10,000 routers hacked and have become more secure | Wifi-Hacking |
In a surprising and unprecedented incident, 10,000 home
based routers have been hacked and in a surprising turn of events, these
routers have become more secure. It seems that the malware has been implemented
by a White Hat hacker who intends to identify vulnerability in the routers and
prompt the users to address the security related issues and change their
passwords. According to Symantec, the application cleans the routers of any
suspicious malware and then asks the users to change their password to
something more complicated.
Malware is a term that is generally has a negative
connotation and hence a malware capable of improving security of a system is
something unheard of. The name of the application is Wifatch software and gets
installed on Linux operating system based routers. It works through a peer to
peer network and when it detects a Telnet port which is vulnerable, the
application shuts down the port. Telnet ports generally have easy to crack
passwords and are therefore highly vulnerable to attacks.
Wifatch updates the firmware of the routers and asks the
users for changing the passwords. It also has a module for detecting common malwares
and therefore efficiently identifies them and eliminate them. The application

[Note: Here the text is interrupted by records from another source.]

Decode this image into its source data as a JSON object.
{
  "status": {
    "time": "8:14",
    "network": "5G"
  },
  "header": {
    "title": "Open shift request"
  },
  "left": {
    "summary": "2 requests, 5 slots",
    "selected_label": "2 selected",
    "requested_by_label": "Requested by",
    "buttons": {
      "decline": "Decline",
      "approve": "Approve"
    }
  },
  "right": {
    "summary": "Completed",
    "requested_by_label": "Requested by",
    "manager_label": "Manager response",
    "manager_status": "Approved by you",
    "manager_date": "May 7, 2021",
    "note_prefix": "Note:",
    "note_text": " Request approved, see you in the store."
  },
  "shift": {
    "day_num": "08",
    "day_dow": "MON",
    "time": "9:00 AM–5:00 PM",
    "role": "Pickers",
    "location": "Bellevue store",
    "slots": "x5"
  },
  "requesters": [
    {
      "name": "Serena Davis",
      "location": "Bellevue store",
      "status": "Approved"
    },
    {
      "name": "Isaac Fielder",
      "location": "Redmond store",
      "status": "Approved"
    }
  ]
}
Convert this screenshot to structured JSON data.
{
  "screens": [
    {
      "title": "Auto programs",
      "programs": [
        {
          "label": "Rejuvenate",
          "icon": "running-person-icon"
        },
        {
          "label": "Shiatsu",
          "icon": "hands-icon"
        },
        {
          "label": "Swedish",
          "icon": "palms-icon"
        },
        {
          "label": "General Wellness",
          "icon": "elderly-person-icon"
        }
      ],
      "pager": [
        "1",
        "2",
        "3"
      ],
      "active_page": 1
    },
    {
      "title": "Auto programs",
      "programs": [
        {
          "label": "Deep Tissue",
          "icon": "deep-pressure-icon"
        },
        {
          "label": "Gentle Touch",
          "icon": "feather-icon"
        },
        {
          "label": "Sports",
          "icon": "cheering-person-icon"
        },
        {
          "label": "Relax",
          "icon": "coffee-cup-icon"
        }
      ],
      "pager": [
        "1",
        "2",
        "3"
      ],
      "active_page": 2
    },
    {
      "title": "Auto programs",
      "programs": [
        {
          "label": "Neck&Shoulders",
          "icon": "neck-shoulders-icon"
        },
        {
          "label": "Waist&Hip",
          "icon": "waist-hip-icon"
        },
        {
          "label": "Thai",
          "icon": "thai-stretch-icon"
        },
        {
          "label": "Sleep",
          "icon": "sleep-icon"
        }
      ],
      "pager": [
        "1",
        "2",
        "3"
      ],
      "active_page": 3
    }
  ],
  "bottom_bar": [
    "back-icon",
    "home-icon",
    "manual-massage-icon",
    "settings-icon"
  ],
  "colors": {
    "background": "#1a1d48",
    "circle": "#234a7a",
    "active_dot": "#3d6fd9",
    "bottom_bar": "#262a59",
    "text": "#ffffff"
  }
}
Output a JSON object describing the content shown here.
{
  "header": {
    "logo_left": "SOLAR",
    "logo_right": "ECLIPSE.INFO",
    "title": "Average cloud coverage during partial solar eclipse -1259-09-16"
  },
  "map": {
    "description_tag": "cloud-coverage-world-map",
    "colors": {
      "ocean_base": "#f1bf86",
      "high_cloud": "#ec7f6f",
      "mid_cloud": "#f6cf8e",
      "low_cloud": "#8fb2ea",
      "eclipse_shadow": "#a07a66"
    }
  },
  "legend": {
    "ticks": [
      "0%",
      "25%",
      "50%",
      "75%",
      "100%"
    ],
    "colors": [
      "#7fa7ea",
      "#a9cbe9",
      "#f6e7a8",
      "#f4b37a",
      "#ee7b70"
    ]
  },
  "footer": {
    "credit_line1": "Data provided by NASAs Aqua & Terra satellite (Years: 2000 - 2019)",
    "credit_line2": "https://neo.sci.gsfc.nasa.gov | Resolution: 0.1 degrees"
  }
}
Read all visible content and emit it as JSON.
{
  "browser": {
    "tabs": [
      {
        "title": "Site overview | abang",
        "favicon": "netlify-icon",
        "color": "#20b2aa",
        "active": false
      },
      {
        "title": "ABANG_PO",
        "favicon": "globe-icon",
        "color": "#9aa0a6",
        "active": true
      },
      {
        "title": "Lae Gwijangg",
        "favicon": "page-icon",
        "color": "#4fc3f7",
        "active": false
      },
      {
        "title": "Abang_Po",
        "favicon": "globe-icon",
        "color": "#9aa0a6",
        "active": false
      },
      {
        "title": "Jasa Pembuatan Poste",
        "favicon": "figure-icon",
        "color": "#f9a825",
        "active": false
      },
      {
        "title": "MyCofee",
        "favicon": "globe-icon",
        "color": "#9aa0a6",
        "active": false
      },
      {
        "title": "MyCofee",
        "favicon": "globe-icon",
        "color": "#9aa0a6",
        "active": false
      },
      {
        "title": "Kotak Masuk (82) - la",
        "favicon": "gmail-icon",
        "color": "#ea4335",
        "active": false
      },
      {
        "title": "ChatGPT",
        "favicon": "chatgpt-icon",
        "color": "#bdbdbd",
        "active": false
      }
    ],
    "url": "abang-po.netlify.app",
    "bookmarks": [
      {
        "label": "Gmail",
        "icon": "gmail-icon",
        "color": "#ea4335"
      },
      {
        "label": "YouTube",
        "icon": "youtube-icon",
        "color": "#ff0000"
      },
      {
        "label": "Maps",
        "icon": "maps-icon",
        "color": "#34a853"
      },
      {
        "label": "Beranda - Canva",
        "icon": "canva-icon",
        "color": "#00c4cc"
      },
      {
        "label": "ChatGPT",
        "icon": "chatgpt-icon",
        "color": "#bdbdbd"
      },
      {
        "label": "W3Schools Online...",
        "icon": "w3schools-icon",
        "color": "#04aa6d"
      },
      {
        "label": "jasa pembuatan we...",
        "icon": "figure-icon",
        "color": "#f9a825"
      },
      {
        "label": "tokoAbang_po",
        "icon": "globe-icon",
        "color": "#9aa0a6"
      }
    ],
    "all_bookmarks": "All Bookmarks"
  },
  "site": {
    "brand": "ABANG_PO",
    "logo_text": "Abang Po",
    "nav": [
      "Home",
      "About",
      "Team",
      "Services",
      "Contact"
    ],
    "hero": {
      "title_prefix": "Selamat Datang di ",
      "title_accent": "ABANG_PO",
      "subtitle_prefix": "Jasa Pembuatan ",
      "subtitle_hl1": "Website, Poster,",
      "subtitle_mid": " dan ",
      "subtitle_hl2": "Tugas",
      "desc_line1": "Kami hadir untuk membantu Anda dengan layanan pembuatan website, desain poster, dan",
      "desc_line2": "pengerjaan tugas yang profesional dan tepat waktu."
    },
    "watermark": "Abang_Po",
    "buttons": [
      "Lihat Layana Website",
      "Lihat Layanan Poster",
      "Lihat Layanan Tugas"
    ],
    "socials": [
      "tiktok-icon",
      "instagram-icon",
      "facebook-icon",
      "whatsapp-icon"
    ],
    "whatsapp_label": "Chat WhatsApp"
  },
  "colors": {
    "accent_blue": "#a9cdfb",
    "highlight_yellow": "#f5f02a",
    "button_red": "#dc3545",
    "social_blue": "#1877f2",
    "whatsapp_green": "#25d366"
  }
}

is highly effective against DDoS or distributed denial of service attacks
carried out by other malwares.


A signature included in the email belongs to Richard
Stallman, a supporter of free software. It does seem that the authors of the
code intentionally did not hide it so that everyone can look at the code. Mario
Ballano, a Symantec researcher has however stated that although Wifatch has
good intentions, the methods used by it is similar to that of a malware and
therefore they will consider the application as a malware although unlike other
malwares, it does not breach the security but enhances it.